Council on Student Fees: The Council on Student Fees (CSF) consists of the SFAC/RFAC chairs from all the UC campuses and meets once a quarter.  This year, the Council worked with the University of California Student Association to compile a list of unfounded priorities for each campus.  UCLA’s priorities included funding for deferred maintenance of student fee-funded facilities, allocations for all Registration Fee-funded units to cover non-salary price increases over the past ten years, and programmatic enhancements for Registration Fee-funded units.  This year, CSF also attempted to compile comparisons of all the SFACs and RFACs.  This information is still being collected, but will probably be very helpful in next year’s Stipend Policy Review.

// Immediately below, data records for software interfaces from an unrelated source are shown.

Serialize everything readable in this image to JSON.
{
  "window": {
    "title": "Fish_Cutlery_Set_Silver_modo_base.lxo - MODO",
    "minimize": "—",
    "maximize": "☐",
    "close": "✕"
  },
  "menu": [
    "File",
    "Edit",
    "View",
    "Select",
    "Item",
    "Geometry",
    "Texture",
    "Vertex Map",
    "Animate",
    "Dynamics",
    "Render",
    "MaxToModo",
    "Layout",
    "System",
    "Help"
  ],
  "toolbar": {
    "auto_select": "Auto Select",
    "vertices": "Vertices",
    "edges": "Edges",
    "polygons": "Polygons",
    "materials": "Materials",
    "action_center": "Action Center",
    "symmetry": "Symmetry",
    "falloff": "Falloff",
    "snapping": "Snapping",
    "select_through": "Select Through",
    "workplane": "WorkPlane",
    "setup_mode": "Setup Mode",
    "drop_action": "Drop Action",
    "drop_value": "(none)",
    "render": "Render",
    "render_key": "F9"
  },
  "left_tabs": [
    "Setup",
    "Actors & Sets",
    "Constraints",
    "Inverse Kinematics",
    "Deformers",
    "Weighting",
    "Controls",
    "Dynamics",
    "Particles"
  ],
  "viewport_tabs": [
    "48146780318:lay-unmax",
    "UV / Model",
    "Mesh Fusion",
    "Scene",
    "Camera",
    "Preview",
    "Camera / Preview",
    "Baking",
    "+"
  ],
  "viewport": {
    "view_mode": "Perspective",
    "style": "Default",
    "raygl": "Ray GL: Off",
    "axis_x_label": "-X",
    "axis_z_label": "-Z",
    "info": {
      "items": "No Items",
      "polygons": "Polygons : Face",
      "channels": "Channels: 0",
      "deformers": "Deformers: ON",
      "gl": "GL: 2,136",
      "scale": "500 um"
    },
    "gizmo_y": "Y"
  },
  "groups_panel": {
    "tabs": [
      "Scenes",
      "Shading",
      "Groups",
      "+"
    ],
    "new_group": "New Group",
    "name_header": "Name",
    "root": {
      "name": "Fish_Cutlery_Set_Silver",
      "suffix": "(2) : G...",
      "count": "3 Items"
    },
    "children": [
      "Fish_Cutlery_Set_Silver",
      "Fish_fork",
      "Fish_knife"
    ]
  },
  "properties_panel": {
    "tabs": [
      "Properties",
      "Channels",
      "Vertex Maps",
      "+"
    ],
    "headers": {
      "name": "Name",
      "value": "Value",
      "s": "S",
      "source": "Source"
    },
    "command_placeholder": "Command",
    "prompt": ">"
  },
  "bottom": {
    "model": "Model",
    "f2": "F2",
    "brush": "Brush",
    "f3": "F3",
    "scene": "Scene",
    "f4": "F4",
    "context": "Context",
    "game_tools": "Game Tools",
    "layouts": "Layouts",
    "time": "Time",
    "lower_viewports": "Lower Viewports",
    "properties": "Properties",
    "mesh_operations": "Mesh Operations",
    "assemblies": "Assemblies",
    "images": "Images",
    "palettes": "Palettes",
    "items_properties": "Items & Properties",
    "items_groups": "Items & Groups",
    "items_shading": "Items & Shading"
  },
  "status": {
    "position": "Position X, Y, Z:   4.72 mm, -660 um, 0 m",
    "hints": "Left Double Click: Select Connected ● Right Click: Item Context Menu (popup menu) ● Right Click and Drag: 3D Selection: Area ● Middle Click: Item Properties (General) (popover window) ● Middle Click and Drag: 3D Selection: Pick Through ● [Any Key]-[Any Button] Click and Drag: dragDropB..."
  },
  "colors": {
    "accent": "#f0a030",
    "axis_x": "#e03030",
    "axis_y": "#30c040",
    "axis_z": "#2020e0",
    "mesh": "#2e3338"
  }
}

Budget Process: This year’s Committee underwent an especially long budget process.  This was largely due to the high volume of requests and the limited amount of permanent resources, but partly attributable to a breakdown in the budget process.  The SFAC call letter, which invites the units to make budget requests, needs to be much more specific.  SFAC may want to consider a call letter more similar to APB’s list of questions to consider when evaluating proposals.     Many of the budget proposals and presentations did not sufficiently demonstrate the needs expressed or include information appropriate to their requests.  In particular, the student organizations and Center for Student Programming need to work more closely together in preparing budget requests and presentations.  The student organizations also need to have a scheduled place in the budget hearings.  This year, the students were included at the last minute.


While many of the budget proposals and presentations left SFAC with questions, far too many of these questions arose during budget deliberations.  SFAC members need to thoroughly consider each proposal before the unit’s hearing, so that they can have their questions answered before deliberations.


During this year’s budget process, the issue arose of a disparity between Registration Fee-funded services for undergraduates and those for graduate students.  While undergraduates make up two thirds of the campus population, a disproportionately high amount of Registration Fee-funded services seem to be exclusively for undergraduates or designed with them in mind.  SFAC did not have time to sufficiently investigate this matter, but suggests that next year’s Committee be aware of it.  The Permanent Budget by Organization List, along with the service descriptions should prove a useful resource.  In general, SFAC members need to have a clearer concept of where our Registration Fees are going, and where we want them to go.




Reggie Allen

SFAC Chair 2000-2001